Not Sleeping – Be kind and understanding. Offering a breastfeed can help with pain as the natural hormones that are produced help with pain relief and are calming. If they are really struggling and clearly in pain you could try a teething remedy like Weleda, Bonjela, or perhaps a rub which goes onto their jaw like teething tamer. If that is still not helping look at giving them some paracetamol to ease the pain. I’m not huge on taking painkillers, but equally when things get bad, I will. Your little one doesn’t have the ability to say what they want so you need to advocate for them. Whenever giving your baby any medication or teething product make sure you read and follow the instructions carefully and stick to the recommended dose.
Giving them a cold teething ring/toy that has been specifically designed for teething.
A cold damp flannel can also be nice to chew on.
Letting them suck on an ice cube which is placed in a baby feeder. If they are eating solids, how about making them a smoothie ice block or even just a frozen banana. These can all help ease the discomfort in their mouth.
Letting them chew on a teat from a bottle/dummy or beaker can give them some relief too.
Massaging their gums with a clean finger or even with a toothbrush that slips on your finger are great. https://nz.iherb.com/pr/Brush-Buddies-Baby-Care-Finger-Toothbrush-0-3-YR-1-Finger-ToothBrush/67371?gclid=EAIaIQobChMIw9uZs63R6QIV1cEWBR2vxws5EAQYASA
Some people swear by the use of amber necklaces for helping their baby with teething pain. The amber is believed to release an oil onto the skin which helps soothe and has an analgesic effect. Personally, I get a bit worried about the possibility of strangulation. Below are a couple of links about the risks, so just be aware and mindful and make sure you watch your baby at all times if you do decide to try one and always ensure it is removed before they go to bed.
So, in conclusion, teething can be a nightmare or a non-issue. There are certainly things you can do to ease the pain, but it is just another stage that you and your baby need to navigate through together.
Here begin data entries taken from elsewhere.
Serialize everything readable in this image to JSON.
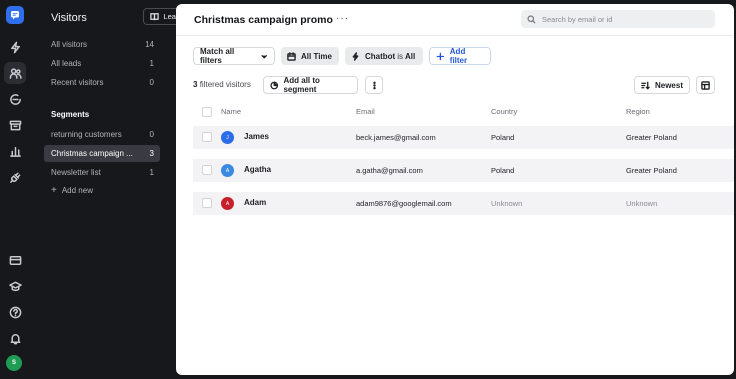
{
  "rail": {
    "items": [
      "bolt-icon",
      "users-icon",
      "chat-icon",
      "archive-icon",
      "chart-icon",
      "plug-icon"
    ],
    "bottom": [
      "card-icon",
      "graduation-icon",
      "help-icon",
      "bell-icon"
    ],
    "user_initial": "S"
  },
  "nav": {
    "title": "Visitors",
    "learn_label": "Learn",
    "items": [
      {
        "label": "All visitors",
        "count": "14"
      },
      {
        "label": "All leads",
        "count": "1"
      },
      {
        "label": "Recent visitors",
        "count": "0"
      }
    ],
    "segments_heading": "Segments",
    "segments": [
      {
        "label": "returning customers",
        "count": "0"
      },
      {
        "label": "Christmas campaign ...",
        "count": "3"
      },
      {
        "label": "Newsletter list",
        "count": "1"
      }
    ],
    "add_new_label": "Add new"
  },
  "main": {
    "title": "Christmas campaign promo",
    "more_label": "···",
    "search_placeholder": "Search by email or id",
    "filters": {
      "match_label": "Match all filters",
      "time_label": "All Time",
      "chatbot_field": "Chatbot",
      "chatbot_op": "is",
      "chatbot_value": "All",
      "add_filter_label": "Add filter"
    },
    "summary": {
      "count": "3",
      "suffix": "filtered visitors"
    },
    "add_segment_label": "Add all to segment",
    "sort_label": "Newest",
    "columns": [
      "Name",
      "Email",
      "Country",
      "Region"
    ],
    "rows": [
      {
        "initial": "J",
        "name": "James",
        "email": "beck.james@gmail.com",
        "country": "Poland",
        "region": "Greater Poland",
        "color": "#2b6de8"
      },
      {
        "initial": "A",
        "name": "Agatha",
        "email": "a.gatha@gmail.com",
        "country": "Poland",
        "region": "Greater Poland",
        "color": "#3b8ae0"
      },
      {
        "initial": "A",
        "name": "Adam",
        "email": "adam9876@googlemail.com",
        "country": "Unknown",
        "region": "Unknown",
        "color": "#c8202a"
      }
    ]
  },
  "colors": {
    "accent": "#2f6fed",
    "user_avatar": "#1f9d55"
  }
}
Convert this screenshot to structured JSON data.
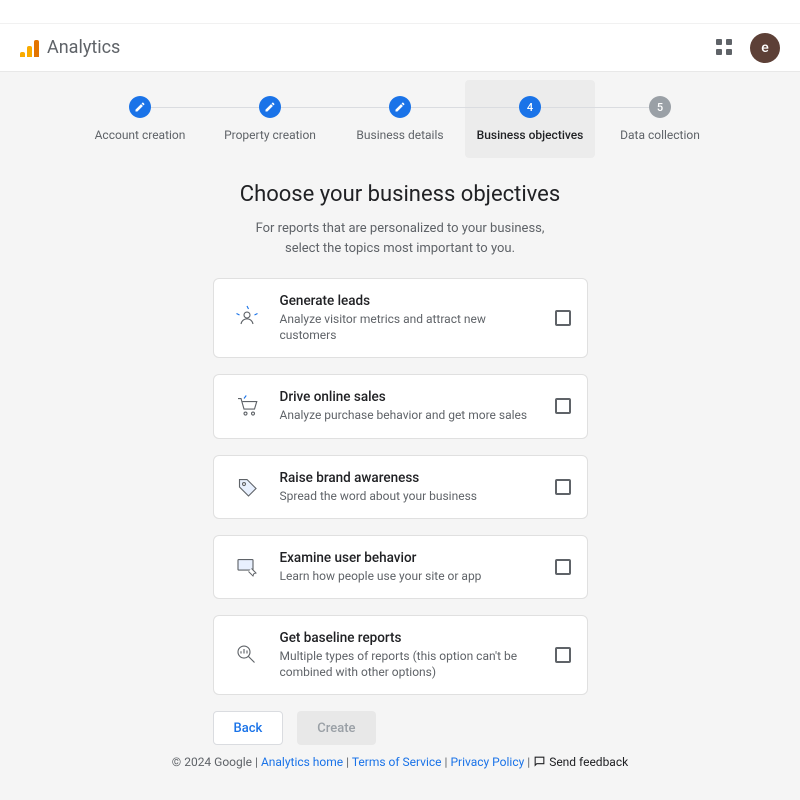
{
  "header": {
    "product": "Analytics",
    "avatar_letter": "e"
  },
  "stepper": {
    "s1": "Account creation",
    "s2": "Property creation",
    "s3": "Business details",
    "s4": "Business objectives",
    "s5": "Data collection",
    "num4": "4",
    "num5": "5"
  },
  "page": {
    "title": "Choose your business objectives",
    "sub1": "For reports that are personalized to your business,",
    "sub2": "select the topics most important to you."
  },
  "cards": {
    "c1t": "Generate leads",
    "c1d": "Analyze visitor metrics and attract new customers",
    "c2t": "Drive online sales",
    "c2d": "Analyze purchase behavior and get more sales",
    "c3t": "Raise brand awareness",
    "c3d": "Spread the word about your business",
    "c4t": "Examine user behavior",
    "c4d": "Learn how people use your site or app",
    "c5t": "Get baseline reports",
    "c5d": "Multiple types of reports (this option can't be combined with other options)"
  },
  "buttons": {
    "back": "Back",
    "create": "Create"
  },
  "legal": {
    "copyright": "© 2024 Google",
    "analytics_home": "Analytics home",
    "tos": "Terms of Service",
    "privacy": "Privacy Policy",
    "feedback": "Send feedback"
  }
}
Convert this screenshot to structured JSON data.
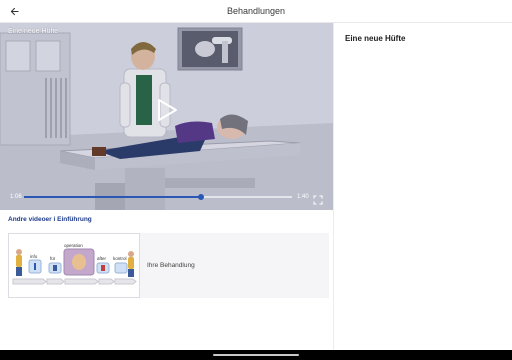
{
  "header": {
    "title": "Behandlungen",
    "back_icon": "arrow-left-icon"
  },
  "player": {
    "video_title": "Eine neue Hüfte",
    "current_time": "1:06",
    "duration": "1:40",
    "progress": 0.66,
    "play_icon": "play-icon",
    "fullscreen_icon": "fullscreen-icon",
    "accent_color": "#2a56b6"
  },
  "related": {
    "heading": "Andre videoer i Einführung",
    "items": [
      {
        "label": "Ihre Behandlung",
        "steps": [
          "info",
          "für",
          "operation",
          "after",
          "kontrol"
        ]
      }
    ]
  },
  "side_panel": {
    "title": "Eine neue Hüfte"
  }
}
Good luck and please comment if you have found any magic remedies that have helped you and your little one.